**Data records for software interfaces:**

__________________________________________________

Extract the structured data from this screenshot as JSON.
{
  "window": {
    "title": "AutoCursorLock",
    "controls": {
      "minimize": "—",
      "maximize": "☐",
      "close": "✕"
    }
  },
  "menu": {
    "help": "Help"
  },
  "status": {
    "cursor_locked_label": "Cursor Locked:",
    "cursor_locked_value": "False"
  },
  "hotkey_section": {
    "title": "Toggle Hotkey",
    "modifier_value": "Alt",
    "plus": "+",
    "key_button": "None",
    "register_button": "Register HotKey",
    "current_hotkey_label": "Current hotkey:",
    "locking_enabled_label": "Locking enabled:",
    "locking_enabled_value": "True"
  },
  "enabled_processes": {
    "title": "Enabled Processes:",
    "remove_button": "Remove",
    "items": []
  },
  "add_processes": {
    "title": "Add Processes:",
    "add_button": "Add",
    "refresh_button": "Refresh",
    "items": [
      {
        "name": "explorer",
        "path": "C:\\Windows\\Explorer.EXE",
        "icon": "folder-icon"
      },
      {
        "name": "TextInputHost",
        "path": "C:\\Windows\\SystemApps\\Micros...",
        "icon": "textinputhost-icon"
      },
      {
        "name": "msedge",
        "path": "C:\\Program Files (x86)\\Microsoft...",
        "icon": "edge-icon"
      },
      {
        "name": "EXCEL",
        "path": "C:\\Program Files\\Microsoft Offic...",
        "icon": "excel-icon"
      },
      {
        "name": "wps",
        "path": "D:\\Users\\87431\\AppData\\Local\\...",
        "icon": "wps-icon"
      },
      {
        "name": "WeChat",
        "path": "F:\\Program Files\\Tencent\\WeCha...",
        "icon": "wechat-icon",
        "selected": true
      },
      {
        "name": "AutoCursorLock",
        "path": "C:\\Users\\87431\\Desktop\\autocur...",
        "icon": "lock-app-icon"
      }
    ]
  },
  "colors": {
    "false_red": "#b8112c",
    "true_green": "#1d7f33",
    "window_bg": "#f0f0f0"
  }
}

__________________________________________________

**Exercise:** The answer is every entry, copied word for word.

**Solved exercise:**
Extract the structured data from this screenshot as JSON.
{
  "window": {
    "title": "AutoCursorLock",
    "controls": {
      "minimize": "—",
      "maximize": "☐",
      "close": "✕"
    }
  },
  "menu": {
    "help": "Help"
  },
  "status": {
    "cursor_locked_label": "Cursor Locked:",
    "cursor_locked_value": "False"
  },
  "hotkey_section": {
    "title": "Toggle Hotkey",
    "modifier_value": "Alt",
    "plus": "+",
    "key_button": "None",
    "register_button": "Register HotKey",
    "current_hotkey_label": "Current hotkey:",
    "locking_enabled_label": "Locking enabled:",
    "locking_enabled_value": "True"
  },
  "enabled_processes": {
    "title": "Enabled Processes:",
    "remove_button": "Remove",
    "items": []
  },
  "add_processes": {
    "title": "Add Processes:",
    "add_button": "Add",
    "refresh_button": "Refresh",
    "items": [
      {
        "name": "explorer",
        "path": "C:\\Windows\\Explorer.EXE",
        "icon": "folder-icon"
      },
      {
        "name": "TextInputHost",
        "path": "C:\\Windows\\SystemApps\\Micros...",
        "icon": "textinputhost-icon"
      },
      {
        "name": "msedge",
        "path": "C:\\Program Files (x86)\\Microsoft...",
        "icon": "edge-icon"
      },
      {
        "name": "EXCEL",
        "path": "C:\\Program Files\\Microsoft Offic...",
        "icon": "excel-icon"
      },
      {
        "name": "wps",
        "path": "D:\\Users\\87431\\AppData\\Local\\...",
        "icon": "wps-icon"
      },
      {
        "name": "WeChat",
        "path": "F:\\Program Files\\Tencent\\WeCha...",
        "icon": "wechat-icon",
        "selected": true
      },
      {
        "name": "AutoCursorLock",
        "path": "C:\\Users\\87431\\Desktop\\autocur...",
        "icon": "lock-app-icon"
      }
    ]
  },
  "colors": {
    "false_red": "#b8112c",
    "true_green": "#1d7f33",
    "window_bg": "#f0f0f0"
  }
}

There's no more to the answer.